BEGIN
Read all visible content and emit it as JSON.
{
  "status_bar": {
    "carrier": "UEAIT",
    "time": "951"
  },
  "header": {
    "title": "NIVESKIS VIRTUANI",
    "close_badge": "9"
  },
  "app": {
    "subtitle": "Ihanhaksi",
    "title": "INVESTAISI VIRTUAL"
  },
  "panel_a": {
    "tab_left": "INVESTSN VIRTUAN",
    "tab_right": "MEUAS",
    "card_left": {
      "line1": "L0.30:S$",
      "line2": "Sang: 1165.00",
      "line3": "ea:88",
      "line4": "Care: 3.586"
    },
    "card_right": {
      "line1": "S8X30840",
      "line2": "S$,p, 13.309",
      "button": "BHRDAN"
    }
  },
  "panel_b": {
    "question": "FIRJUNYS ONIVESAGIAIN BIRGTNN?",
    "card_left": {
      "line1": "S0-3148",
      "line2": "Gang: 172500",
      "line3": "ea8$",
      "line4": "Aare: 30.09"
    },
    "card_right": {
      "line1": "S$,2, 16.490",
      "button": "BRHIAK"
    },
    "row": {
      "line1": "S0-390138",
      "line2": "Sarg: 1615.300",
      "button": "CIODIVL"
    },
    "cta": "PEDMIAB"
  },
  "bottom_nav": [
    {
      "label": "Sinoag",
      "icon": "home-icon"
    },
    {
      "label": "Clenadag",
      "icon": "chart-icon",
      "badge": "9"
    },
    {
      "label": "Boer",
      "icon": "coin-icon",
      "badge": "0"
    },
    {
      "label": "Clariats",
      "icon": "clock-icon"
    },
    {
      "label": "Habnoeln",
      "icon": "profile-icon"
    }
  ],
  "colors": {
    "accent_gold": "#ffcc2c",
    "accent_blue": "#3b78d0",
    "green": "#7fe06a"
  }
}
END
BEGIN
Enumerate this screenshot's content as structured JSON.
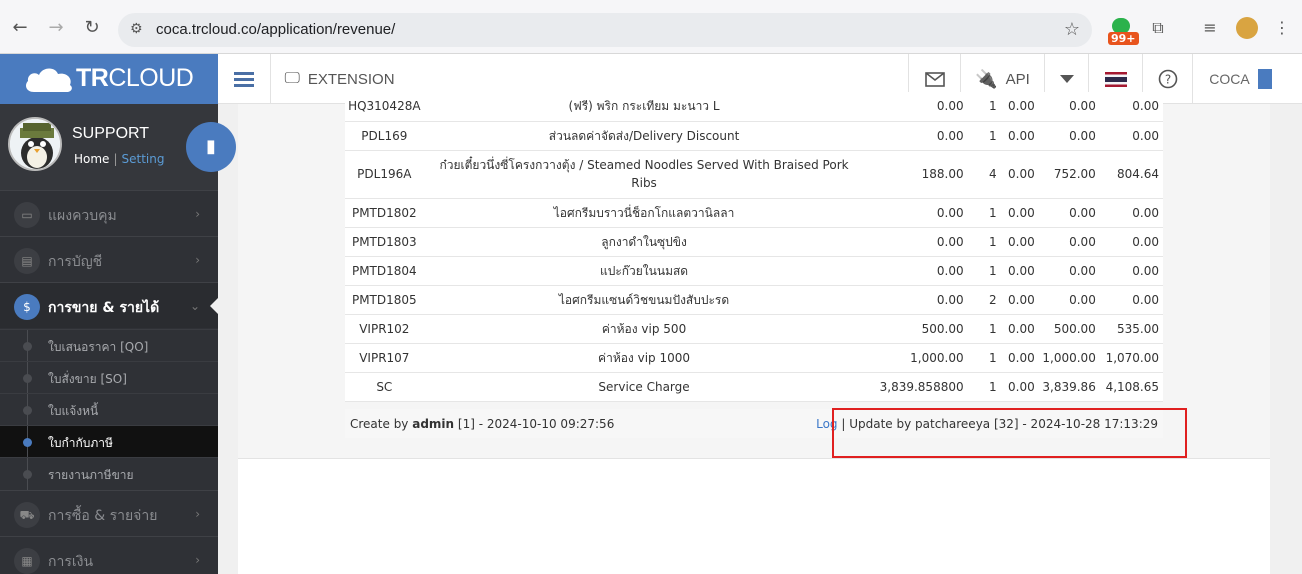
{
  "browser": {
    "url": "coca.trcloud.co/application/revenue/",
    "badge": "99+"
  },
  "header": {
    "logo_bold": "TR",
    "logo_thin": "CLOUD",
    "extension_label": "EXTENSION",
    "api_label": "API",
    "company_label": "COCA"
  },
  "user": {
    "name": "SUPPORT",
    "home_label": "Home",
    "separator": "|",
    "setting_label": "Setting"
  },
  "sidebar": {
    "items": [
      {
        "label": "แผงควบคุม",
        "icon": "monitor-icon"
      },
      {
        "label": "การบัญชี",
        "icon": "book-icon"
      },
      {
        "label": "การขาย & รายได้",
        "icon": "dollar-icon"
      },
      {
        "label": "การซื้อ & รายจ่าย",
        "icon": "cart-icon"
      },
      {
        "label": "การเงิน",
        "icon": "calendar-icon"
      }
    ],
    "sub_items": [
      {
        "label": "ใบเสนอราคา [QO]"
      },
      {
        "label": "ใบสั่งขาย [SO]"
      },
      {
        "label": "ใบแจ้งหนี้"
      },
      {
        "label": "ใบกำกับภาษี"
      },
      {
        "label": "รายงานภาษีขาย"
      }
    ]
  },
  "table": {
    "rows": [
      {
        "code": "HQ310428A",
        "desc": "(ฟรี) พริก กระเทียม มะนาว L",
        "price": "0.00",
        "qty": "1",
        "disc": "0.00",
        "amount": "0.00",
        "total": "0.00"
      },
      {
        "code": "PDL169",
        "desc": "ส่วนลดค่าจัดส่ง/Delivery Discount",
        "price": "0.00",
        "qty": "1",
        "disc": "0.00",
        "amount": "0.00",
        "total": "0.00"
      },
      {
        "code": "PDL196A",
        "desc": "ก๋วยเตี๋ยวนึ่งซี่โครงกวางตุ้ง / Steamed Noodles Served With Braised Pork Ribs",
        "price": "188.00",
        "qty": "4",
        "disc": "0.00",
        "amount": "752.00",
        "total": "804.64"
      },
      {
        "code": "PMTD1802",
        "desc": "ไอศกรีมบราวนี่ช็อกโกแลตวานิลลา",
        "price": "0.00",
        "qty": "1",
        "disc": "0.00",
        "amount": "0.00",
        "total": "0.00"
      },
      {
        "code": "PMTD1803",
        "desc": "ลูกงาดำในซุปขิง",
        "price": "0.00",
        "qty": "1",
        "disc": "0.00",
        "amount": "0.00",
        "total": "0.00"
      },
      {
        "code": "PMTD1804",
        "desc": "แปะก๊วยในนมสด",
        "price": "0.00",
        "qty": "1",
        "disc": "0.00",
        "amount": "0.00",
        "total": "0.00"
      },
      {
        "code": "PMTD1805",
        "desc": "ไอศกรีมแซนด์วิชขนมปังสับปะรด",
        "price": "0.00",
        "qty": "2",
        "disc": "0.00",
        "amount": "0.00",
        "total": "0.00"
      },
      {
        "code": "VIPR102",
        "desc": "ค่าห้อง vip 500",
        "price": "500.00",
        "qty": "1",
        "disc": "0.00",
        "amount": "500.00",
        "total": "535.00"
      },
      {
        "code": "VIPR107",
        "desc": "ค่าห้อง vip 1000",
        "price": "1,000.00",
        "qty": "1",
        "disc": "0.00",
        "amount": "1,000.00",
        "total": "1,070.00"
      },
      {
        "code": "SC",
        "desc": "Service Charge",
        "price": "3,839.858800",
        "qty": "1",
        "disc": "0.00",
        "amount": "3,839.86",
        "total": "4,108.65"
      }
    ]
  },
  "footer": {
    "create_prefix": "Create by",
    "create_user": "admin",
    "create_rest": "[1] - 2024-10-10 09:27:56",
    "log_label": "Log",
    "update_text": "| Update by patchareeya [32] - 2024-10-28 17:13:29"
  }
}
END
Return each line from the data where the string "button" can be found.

      "button": "BHRDAN"
      "button": "BRHIAK"
      "button": "CIODIVL"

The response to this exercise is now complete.